At the end of the day, the fact remains, investors have been gobbling up ultra-high risk loans for only a few percentage points extra gain. The government could just play hands off and lets these guys f*** themselves. Something tells me thats not quite what will happen.

Google Adwords has just launched a new beta service — Google Pay-Per-Action. This is going to have a huge impact on Adsense publishers as well as Adwords advertisers and perhaps even affiliate networks.

Directly from Google’s page: “publishers in the Google content network can choose to place your ads on their website. You’ll only pay when a user clicks on your ad, visits your site, and completes your desired action.”

I am curious about a few things. First, will the same rules apply to pay per action as Adsense? A big part of pushing affiliate marketing traffic is saying *click this link to sign up for free/enter your email/zip/etc.* Doing that to an Adsense unit is a big no-no. Second, could advertisers shave Google? Why not? It may be Google’s tracking code, but its on your website.

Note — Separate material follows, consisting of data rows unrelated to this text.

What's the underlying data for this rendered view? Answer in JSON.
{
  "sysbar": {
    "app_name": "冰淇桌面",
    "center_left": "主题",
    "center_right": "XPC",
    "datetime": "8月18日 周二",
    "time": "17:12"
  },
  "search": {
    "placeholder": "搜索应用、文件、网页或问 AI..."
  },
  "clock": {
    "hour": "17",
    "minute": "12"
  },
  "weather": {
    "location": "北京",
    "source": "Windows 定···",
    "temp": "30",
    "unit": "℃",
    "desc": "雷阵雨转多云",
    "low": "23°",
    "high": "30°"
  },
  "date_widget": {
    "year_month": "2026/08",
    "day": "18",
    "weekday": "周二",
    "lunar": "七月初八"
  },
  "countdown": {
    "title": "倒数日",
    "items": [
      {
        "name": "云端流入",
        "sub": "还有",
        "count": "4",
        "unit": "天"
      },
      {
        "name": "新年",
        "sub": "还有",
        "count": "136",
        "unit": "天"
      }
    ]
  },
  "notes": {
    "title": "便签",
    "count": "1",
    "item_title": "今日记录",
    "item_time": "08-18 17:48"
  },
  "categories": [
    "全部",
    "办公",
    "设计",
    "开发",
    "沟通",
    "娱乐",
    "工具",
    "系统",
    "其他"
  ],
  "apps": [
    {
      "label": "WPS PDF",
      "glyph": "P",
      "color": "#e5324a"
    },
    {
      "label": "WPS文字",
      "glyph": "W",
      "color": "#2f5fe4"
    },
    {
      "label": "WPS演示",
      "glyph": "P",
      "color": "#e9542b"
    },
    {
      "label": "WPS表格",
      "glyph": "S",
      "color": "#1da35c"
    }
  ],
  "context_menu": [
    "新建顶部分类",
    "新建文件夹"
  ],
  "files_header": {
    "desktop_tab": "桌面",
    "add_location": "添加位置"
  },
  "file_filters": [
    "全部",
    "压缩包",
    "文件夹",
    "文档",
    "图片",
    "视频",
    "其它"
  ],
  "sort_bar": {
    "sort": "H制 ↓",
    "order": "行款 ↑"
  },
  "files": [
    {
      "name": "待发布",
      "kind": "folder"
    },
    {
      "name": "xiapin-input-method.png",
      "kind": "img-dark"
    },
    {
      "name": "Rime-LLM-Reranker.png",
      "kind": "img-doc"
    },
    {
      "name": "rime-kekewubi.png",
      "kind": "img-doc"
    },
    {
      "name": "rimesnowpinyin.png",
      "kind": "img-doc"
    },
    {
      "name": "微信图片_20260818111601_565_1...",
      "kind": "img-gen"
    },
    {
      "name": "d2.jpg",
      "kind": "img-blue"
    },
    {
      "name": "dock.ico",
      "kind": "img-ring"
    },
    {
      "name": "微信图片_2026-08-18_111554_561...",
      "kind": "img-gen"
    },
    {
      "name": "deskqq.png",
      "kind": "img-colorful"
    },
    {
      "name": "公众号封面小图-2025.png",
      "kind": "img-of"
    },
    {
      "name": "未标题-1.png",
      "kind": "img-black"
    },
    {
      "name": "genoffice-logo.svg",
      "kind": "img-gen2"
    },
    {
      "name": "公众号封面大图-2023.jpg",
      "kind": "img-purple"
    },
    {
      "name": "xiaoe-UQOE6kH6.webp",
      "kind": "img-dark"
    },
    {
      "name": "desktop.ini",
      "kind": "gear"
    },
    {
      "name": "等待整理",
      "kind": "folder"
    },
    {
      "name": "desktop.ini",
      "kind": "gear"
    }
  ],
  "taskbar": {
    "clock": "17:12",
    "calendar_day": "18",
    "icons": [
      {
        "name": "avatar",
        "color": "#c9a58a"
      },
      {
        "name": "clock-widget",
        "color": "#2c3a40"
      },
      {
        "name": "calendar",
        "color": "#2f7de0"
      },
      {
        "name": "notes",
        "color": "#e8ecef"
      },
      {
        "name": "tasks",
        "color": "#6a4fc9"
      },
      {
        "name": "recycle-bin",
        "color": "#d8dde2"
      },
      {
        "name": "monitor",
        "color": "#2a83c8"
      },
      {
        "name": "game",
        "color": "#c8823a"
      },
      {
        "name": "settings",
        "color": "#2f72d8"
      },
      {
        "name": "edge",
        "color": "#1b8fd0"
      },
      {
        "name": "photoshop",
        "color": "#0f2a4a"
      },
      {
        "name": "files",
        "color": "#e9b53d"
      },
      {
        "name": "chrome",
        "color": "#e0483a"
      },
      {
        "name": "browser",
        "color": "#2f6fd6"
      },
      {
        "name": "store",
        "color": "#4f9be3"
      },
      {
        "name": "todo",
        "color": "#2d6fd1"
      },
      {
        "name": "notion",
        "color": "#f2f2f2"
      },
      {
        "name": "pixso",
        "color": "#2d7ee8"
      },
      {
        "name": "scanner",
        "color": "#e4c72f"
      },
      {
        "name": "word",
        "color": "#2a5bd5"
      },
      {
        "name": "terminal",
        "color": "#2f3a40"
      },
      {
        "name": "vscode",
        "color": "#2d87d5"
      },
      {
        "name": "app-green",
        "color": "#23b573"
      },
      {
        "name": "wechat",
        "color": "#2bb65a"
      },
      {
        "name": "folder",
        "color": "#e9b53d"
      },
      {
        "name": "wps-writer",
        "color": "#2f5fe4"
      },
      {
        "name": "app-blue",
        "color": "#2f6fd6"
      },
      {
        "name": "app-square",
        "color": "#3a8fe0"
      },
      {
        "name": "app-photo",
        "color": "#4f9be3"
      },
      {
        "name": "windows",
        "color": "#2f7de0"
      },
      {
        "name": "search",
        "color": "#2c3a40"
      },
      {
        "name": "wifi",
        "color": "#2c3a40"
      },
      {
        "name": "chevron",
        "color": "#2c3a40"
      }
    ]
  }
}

There is a lot of information coming out about this new advertising product. One thing we know is Adwords is adding a new text link ads format for these new CPA ads (man, thats got to be pissing the heck out of the guys over at text-link-ads.com; should have gotten a trademark.) You can read more on the official adwords blog, but basically it looks like publishers will be able to change both fonts, sizes, and colors. These are not hard text links, but the link units that will direct to the pay per action offers.

Diorex has some very strong words to say about the new Google CPA program, tieing it together with Google’s other data collection programs such as Google Checkout and Webmaster Central — “…would you want to share any of this data with your competitors, suppliers, partners, or anyone other than an accountant? Profit per sale, sales volume, average transaction size, conversion rate, or average lifetime value of a customer? I would consider all of these pretty darn proprietary, yet tens of thousands of publishers have handed this very data over to what could very well become your biggest competitor.”

Are you going to use Google Pay-Per-Action?

I’d be lieing if I said I did not enjoy making fun of The Secret two weeks ago. It got me a backlink on ABCNews.com besides attracting some really wacky comments (e.g. I avoided laser eye surgery and healed my own vision)

If you are a member of WickedFire.com you’ll know I’m not the only person who looks down on get-rich-selling-this-product-to-your-friends-after-you-buy-it-from us schemes. You know, those 10 page sales letters full of earnings screenshots that are suspiciously all from clickbank. These seedy products give the entire legitimate ebook industry a bad name. Simply offering an internet marketing informational product for sale causes your audience to question your credibility — even if you have a damn good product.

I was quite suprised today to find the company behind one of my favorite blogs, mindvalleylabs, is launching an affiliate program for this sleezy self-help “Secret” (read my old post if you are wondering why its sleezy.) I can accept an affiliate program for a product I think is rubbish. What bothered me was the video the included for recruiting affiliates.

The introduction video on the blog has a women who makes the following statements — “Its taken me 2 minutes to set up my very own Secret Science of Getting Rich website” — “There are many tools here that I haven’t tried out like.. something called the pay per click ads” — “My friend recently joined the Secret Science of Getting Rich through my website and now she gets her own website as well..”

From the mouth of MindValley’s own co-founder — “Your not going to need any knowledge of the internet, or websites, or programming, leave that to us.”

I think The Rich Jerk made it sound harder than this!

If I want to learn how to be rich, I’ll listen to Warren Buffet, not some self-proclaimed philosopy gurus. If I want to be rich, I’m going to avoid, at all costs, the people who say I just need to buy their product and promise smooth sailing. Enough said.